Las Vegas Shooting: What’s Next After the Deadliest Shooting in Modern US History

On Sunday night, as most here in Concord were in their beds asleep, what is now being ruled as the deadliest shooting in modern US history unfolded. 64-year old Stephen Paddock opened fire on a country festival in Las Vegas, Nevada from his hotel room on the 32nd floor of the Mandalay Bay Hotel. According to authorities, the death toll has reached 58 and 515 have been injured.

We’ve lived through this story several times now – a man, a weapon, and dozens dead. And yet, nothing is being done to ease the problem – in fact, Congress is planning to vote on a bill backed by the NRA to make it easy to buy silencers.

Numerous members of the White House have tweeted to express their grief. President Trump tweeted this morning to send his “condolences and sympathies” to the victims and their families. However, how much meaning does this grief carry if it continues to be matched with legislative inaction?
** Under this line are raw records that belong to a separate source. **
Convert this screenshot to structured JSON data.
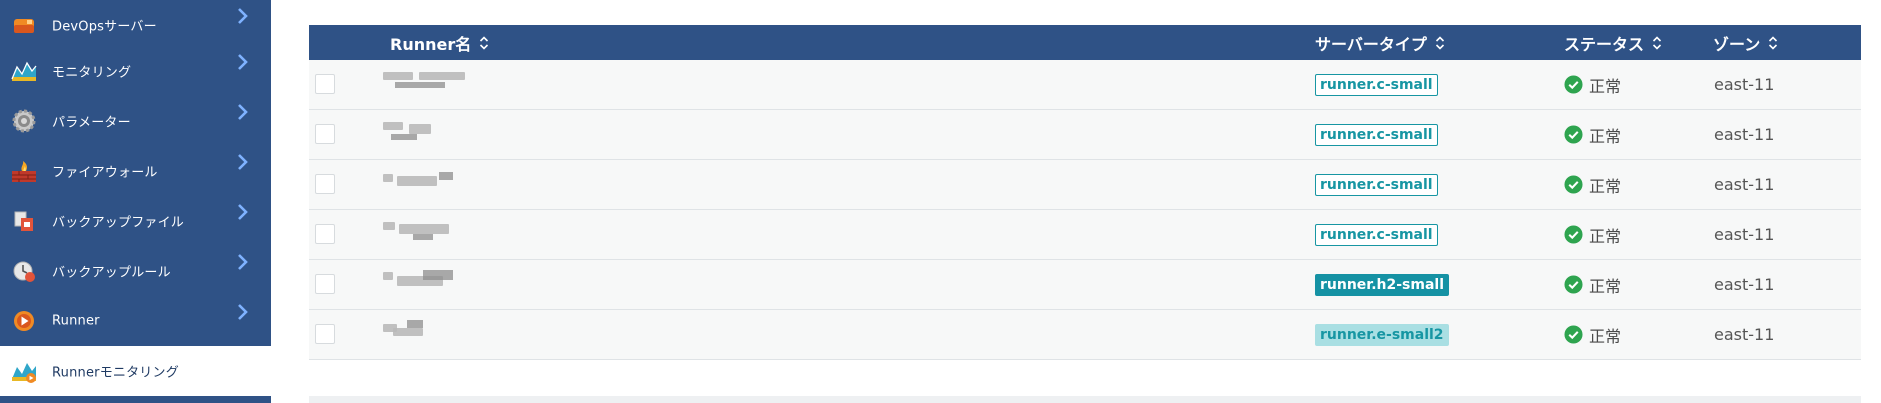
{
  "sidebar": {
    "items": [
      {
        "label": "DevOpsサーバー",
        "icon": "devops-server-icon",
        "active": false
      },
      {
        "label": "モニタリング",
        "icon": "monitoring-icon",
        "active": false
      },
      {
        "label": "パラメーター",
        "icon": "gear-icon",
        "active": false
      },
      {
        "label": "ファイアウォール",
        "icon": "firewall-icon",
        "active": false
      },
      {
        "label": "バックアップファイル",
        "icon": "backup-file-icon",
        "active": false
      },
      {
        "label": "バックアップルール",
        "icon": "backup-rule-icon",
        "active": false
      },
      {
        "label": "Runner",
        "icon": "runner-icon",
        "active": false
      },
      {
        "label": "Runnerモニタリング",
        "icon": "runner-monitoring-icon",
        "active": true
      }
    ]
  },
  "table": {
    "columns": {
      "name": "Runner名",
      "server_type": "サーバータイプ",
      "status": "ステータス",
      "zone": "ゾーン"
    },
    "rows": [
      {
        "server_type": "runner.c-small",
        "badge_style": "outline",
        "status": "正常",
        "zone": "east-11"
      },
      {
        "server_type": "runner.c-small",
        "badge_style": "outline",
        "status": "正常",
        "zone": "east-11"
      },
      {
        "server_type": "runner.c-small",
        "badge_style": "outline",
        "status": "正常",
        "zone": "east-11"
      },
      {
        "server_type": "runner.c-small",
        "badge_style": "outline",
        "status": "正常",
        "zone": "east-11"
      },
      {
        "server_type": "runner.h2-small",
        "badge_style": "solid",
        "status": "正常",
        "zone": "east-11"
      },
      {
        "server_type": "runner.e-small2",
        "badge_style": "light",
        "status": "正常",
        "zone": "east-11"
      }
    ]
  },
  "colors": {
    "sidebar_bg": "#2f5286",
    "header_bg": "#2f5286",
    "badge_teal": "#1796a3",
    "status_ok": "#2ea44f"
  }
}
President Trump's tweet following the shooting

President Trump’s tweet following the shooting

Look at Australia as an example: after the Port Author Massacre in 1996 that killed 35, different political parties from across the political spectrum came together and restricted the availability of guns. The result was halving both the gun suicide and gun homicide rate in the country.
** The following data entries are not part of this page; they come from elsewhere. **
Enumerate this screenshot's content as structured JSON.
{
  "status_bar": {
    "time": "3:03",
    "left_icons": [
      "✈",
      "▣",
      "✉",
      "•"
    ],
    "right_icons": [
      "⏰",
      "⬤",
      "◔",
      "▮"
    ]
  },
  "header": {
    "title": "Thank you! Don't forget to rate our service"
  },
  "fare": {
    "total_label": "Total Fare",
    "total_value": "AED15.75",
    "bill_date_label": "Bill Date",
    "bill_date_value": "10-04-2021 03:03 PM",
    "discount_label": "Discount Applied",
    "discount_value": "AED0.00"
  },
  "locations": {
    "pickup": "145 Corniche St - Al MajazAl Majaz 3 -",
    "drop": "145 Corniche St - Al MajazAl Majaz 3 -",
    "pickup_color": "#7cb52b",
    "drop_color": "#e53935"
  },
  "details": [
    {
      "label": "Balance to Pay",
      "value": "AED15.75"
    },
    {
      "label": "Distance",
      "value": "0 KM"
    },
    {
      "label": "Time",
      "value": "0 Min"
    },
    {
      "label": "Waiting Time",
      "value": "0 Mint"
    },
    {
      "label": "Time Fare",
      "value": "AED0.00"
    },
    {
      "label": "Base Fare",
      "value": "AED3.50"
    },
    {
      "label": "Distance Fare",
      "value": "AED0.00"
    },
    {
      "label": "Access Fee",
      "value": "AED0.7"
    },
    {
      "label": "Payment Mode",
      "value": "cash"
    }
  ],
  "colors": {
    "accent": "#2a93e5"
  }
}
Evidently, America is in a different state than Australia. With tens of millions of firearms in the US, the existence and issue of guns will never disappear. However, so much can be done to reduce what has been a catastrophic problem.
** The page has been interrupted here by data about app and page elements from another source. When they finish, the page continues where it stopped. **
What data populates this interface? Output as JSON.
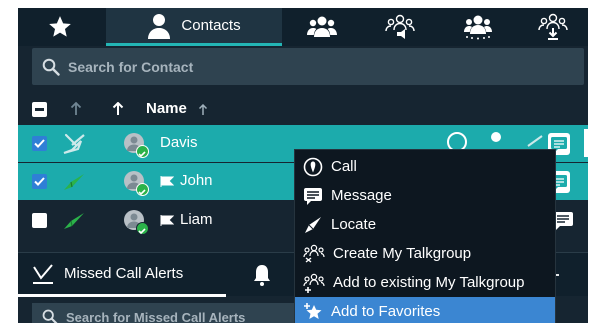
{
  "tabs": [
    {
      "icon": "star-icon",
      "label": ""
    },
    {
      "icon": "person-icon",
      "label": "Contacts"
    },
    {
      "icon": "group-icon",
      "label": ""
    },
    {
      "icon": "talkgroup-broadcast-icon",
      "label": ""
    },
    {
      "icon": "group-dotted-icon",
      "label": ""
    },
    {
      "icon": "talkgroup-download-icon",
      "label": ""
    }
  ],
  "search": {
    "placeholder": "Search for Contact"
  },
  "table": {
    "name_header": "Name"
  },
  "contacts": [
    {
      "name": "Davis",
      "checked": true,
      "selected": true,
      "status": "unavailable",
      "flag": false
    },
    {
      "name": "John",
      "checked": true,
      "selected": true,
      "status": "available",
      "flag": true
    },
    {
      "name": "Liam",
      "checked": false,
      "selected": false,
      "status": "available",
      "flag": true
    }
  ],
  "context_menu": [
    {
      "label": "Call",
      "icon": "call-icon"
    },
    {
      "label": "Message",
      "icon": "message-icon"
    },
    {
      "label": "Locate",
      "icon": "locate-icon"
    },
    {
      "label": "Create My Talkgroup",
      "icon": "create-talkgroup-icon"
    },
    {
      "label": "Add to existing My Talkgroup",
      "icon": "add-talkgroup-icon"
    },
    {
      "label": "Add to Favorites",
      "icon": "add-favorite-icon",
      "highlighted": true
    }
  ],
  "bottom": {
    "missed_tab_label": "Missed Call Alerts",
    "search_placeholder": "Search for Missed Call Alerts"
  },
  "colors": {
    "background": "#162531",
    "selected_row": "#1cabac",
    "menu_highlight": "#3b86d2",
    "checkbox_checked": "#2f7fd6",
    "available_green": "#2bb24a"
  }
}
Part of the reason why Washington has been unable to make progress on this issue and has even voted to loosen gun restrictions is the power of the NRA. The NRA has made $345 million the past year largely due to its promotion to the average American and average gun owner that the government and Democratic party is trying to take away everyone’s guns and eliminate the Second Amendment. And, the NRA uses this money to continue to influence politicians in Washington, it appears, by backing gun-related bills, and giving large amounts of money to certain politicians to alter their voice in Congress.

The notion that Democrats are trying to take away every citizen’s guns couldn’t be farther from the truth – the “evil libs” do not want a mentally stable, normal individual to turn in their gun – only to restrict the accessibility of weapons to the mentally ill or unstable, like the shooter in Vegas appeared to be. That, in my mind, should not be a political debate. It seems like only in the US has such an obvious issue been so controversial.

Until, like in Australia 21 years ago, politics can be put aside and the US Congress can come together and act for the common good and safety of the American population, there is sadly no end in sight for this type of violence. It’s time to go beyond mourning. It’s time to act.